Learning without Boundaries
LWB first brought this vision to Minnesota through our Wash and Learn Initiative (WALI), where we aim to bridge the digital divide and provide access to educational resources, one laundromat at a time. It’s time to introduce a different kind of learning without boundaries and start a change in practice that will lead to individualized learning for all students.
Creating learning communities with social media technologies
This research aims to support the use of the opportunities offered by social web technologies to create cross-group learning communities to encourage students and teachers to move beyond the safe comfort of traditional boundaries.
Educators from the two schools share their experiences in creating a “borderless learning” environment by using social media technologies to expand learning communities beyond their classrooms. One of our common interests is to use social media technologies not only to create local learning communities, but also to expand these communities beyond our classrooms.
“Learning Without Borders”
Our common goal was to bring students from both institutions together in learning activities to eliminate boundaries. In this project, learning was a shared experience, not a passive activity. In the third grid, we asked students to reflect on their experiences of participating in this “Learning Without Borders” collaboration. Our students appreciate the opportunity to practice infinite learning and not just read it.
Different goals are set by teachers and students
Pre-service teachers were able to use Slack as a true live experience and gain a sense of self-efficacy in teachers’ ability to use technology for pre-service instruction, while ELA 9th graders were able to use the same site to learn about “themes” in literature, as well as digital mixes. Two groups have different goals based on interests: elementary teachers want to learn how to teach and achieve self-efficacy, while ninth graders want to learn digital mixing and literary topics, but the third digital space gives them a common headquarters to achieve their goals.

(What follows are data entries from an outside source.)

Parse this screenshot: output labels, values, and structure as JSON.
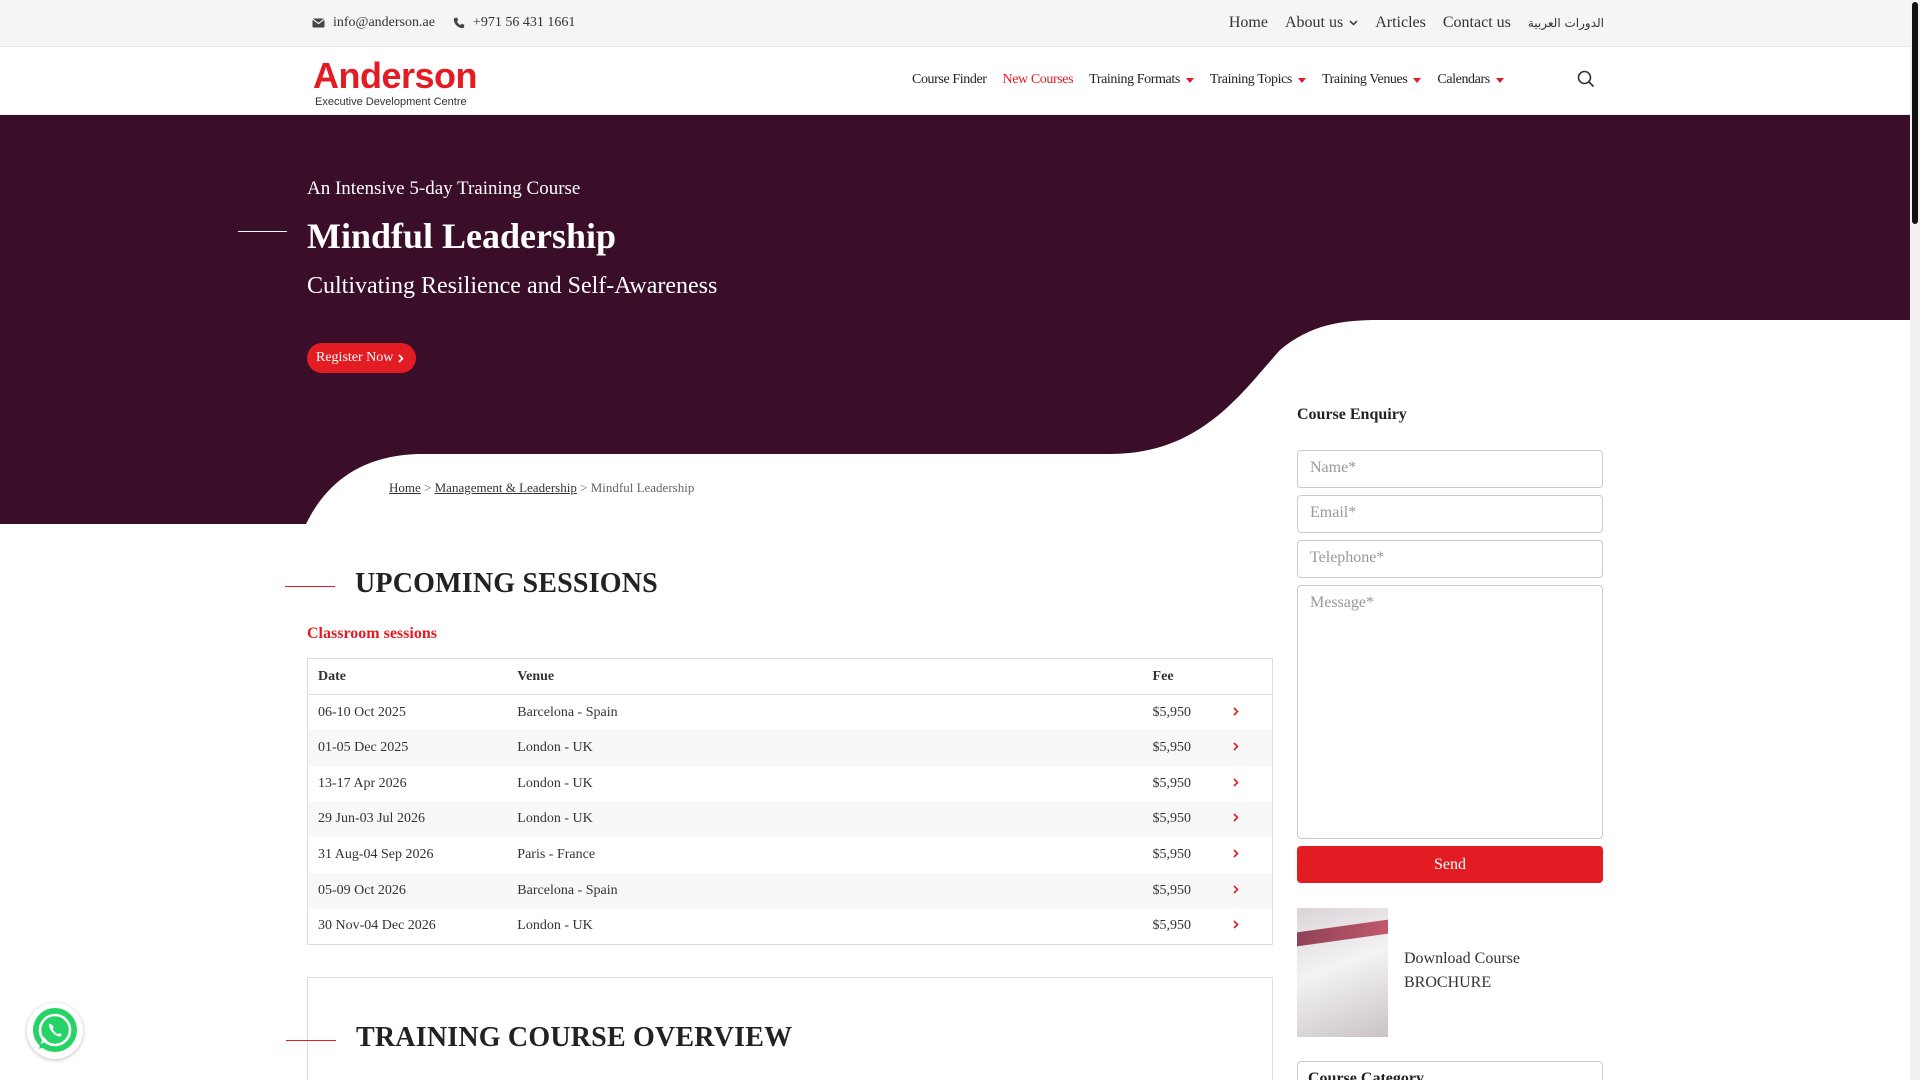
{
  "topbar": {
    "email": "info@anderson.ae",
    "phone": "+971 56 431 1661",
    "links": [
      {
        "label": "Home"
      },
      {
        "label": "About us",
        "dropdown": true
      },
      {
        "label": "Articles"
      },
      {
        "label": "Contact us"
      },
      {
        "label": "الدورات العربية"
      }
    ]
  },
  "logo": {
    "name": "Anderson",
    "tagline": "Executive Development Centre"
  },
  "menu": {
    "items": [
      {
        "label": "Course Finder",
        "active": false,
        "dropdown": false
      },
      {
        "label": "New Courses",
        "active": true,
        "dropdown": false
      },
      {
        "label": "Training Formats",
        "active": false,
        "dropdown": true
      },
      {
        "label": "Training Topics",
        "active": false,
        "dropdown": true
      },
      {
        "label": "Training Venues",
        "active": false,
        "dropdown": true
      },
      {
        "label": "Calendars",
        "active": false,
        "dropdown": true
      }
    ],
    "search_icon": "search-icon"
  },
  "hero": {
    "kicker": "An Intensive 5-day Training Course",
    "title": "Mindful Leadership",
    "subtitle": "Cultivating Resilience and Self-Awareness",
    "register_label": "Register Now",
    "background_color": "#3a0e28"
  },
  "breadcrumb": {
    "home": "Home",
    "sep": ">",
    "category": "Management & Leadership",
    "current": "Mindful Leadership"
  },
  "sessions": {
    "heading": "UPCOMING SESSIONS",
    "subheading": "Classroom sessions",
    "columns": [
      "Date",
      "Venue",
      "Fee"
    ],
    "rows": [
      {
        "date": "06-10 Oct 2025",
        "venue": "Barcelona - Spain",
        "fee": "$5,950"
      },
      {
        "date": "01-05 Dec 2025",
        "venue": "London - UK",
        "fee": "$5,950"
      },
      {
        "date": "13-17 Apr 2026",
        "venue": "London - UK",
        "fee": "$5,950"
      },
      {
        "date": "29 Jun-03 Jul 2026",
        "venue": "London - UK",
        "fee": "$5,950"
      },
      {
        "date": "31 Aug-04 Sep 2026",
        "venue": "Paris - France",
        "fee": "$5,950"
      },
      {
        "date": "05-09 Oct 2026",
        "venue": "Barcelona - Spain",
        "fee": "$5,950"
      },
      {
        "date": "30 Nov-04 Dec 2026",
        "venue": "London - UK",
        "fee": "$5,950"
      }
    ]
  },
  "overview": {
    "heading": "TRAINING COURSE OVERVIEW"
  },
  "enquiry": {
    "title": "Course Enquiry",
    "name_placeholder": "Name*",
    "email_placeholder": "Email*",
    "phone_placeholder": "Telephone*",
    "message_placeholder": "Message*",
    "send_label": "Send"
  },
  "brochure": {
    "line1": "Download Course",
    "line2": "BROCHURE"
  },
  "category": {
    "label": "Course Category"
  },
  "colors": {
    "accent": "#e31b23",
    "hero": "#3a0e28"
  }
}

Using Connected Learning (CL) principles
This collaborative case study looked at the experiences of 30 9th grade English language (ELA) students and 17 pre-service English teachers collaborating in the digital third space on activities designed using Connected Learning (CL) principles. This study, under the theme “Learning Without Borders”, examined student responses to the use of a video discussion tool (Flipgrid) to facilitate cross-group collaboration between classrooms at two universities.
Collaborating in a vibrant virtual learning community
Ursula Valdes designed the same class as a collaborative international learning experience in collaboration with a colleague from Peru, its capital, Lima. Ursula Valdes knew that for a course like this to be successful, she needed students in her class and in Peru to participate in in-depth discussions on environmental issues affecting the two countries. Ursula Valdes teamed up with a colleague from Peru to teach the same class in two countries at the same time, creating a vibrant virtual learning community that encouraged students from all walks of life to work and learn together.
Co-teaching across international borders
They used Skype to create a separate virtual classroom, allowing students from both countries to make voice calls, chat and text messages, and even conduct live video conferencing over the Internet.
Teachers use various communication technologies to attract students from different countries, and teachers from all countries jointly teach and manage courses. Instructors will discuss and practice various ways to increase student engagement in online video lessons.
Teachers will understand the importance of teachers as facilitators who teach critical thinking skills to students and mediate for students in the external and online world. Teachers will understand the concept of the open classroom and experiment with ways to bring the outside world into the classroom. Teachers will be able to identify the benefits of blended learning for teacher courses.
Understanding students through self-reflection
We will try to experience for ourselves what our students experience and gain an understanding of them through self-reflection. Teachers are experts in teaching physical activity in the classroom, walking, making eye contact, communication, face-to-face interaction with students. In this lesson, we will explore methods for engaging students in online learning using the surrounding “distractions”: at home and the Internet.
Thanks to this and other new tools, teachers and students have access to unlimited knowledge and ideas from around the world. In these virtual rooms, FIU students learn the collaboration skills they may need to communicate with professionals from and around the world.
An unrestricted learning environment
From a slightly different perspective, students conceptualize the learning space as something that is not limited to the physical classroom, but rather enhanced by connections made over the Internet. Students’ reflections on experience increase their awareness of learning as it occurs centrally in relation to the distributed phenomenon mediated by social technologies. We chose this reading because it fulfilled one of the central objectives of learning that is not limited by geography, culture, time and space.
Collaborative Online International Learning
This project is one of nearly 100 projects that FIU has been involved with since its first engagement in 2017 with Collaborative Online International Learning (COIL), a global technology-led learning approach that began at the State University of New York.
The virtual partnership will allow the high school classroom teacher to integrate the digital project into their regular curriculum as they see fit (and learn to use the new digital tools at their own pace without college audiences) and save the hassle. All the teachers on duty at the local high school in a major metropolitan area known for its traffic jams. We have managed to maintain the asynchronous nature of distance learning while also introducing the social interaction that many are accustomed to in the hyper-connected digital age.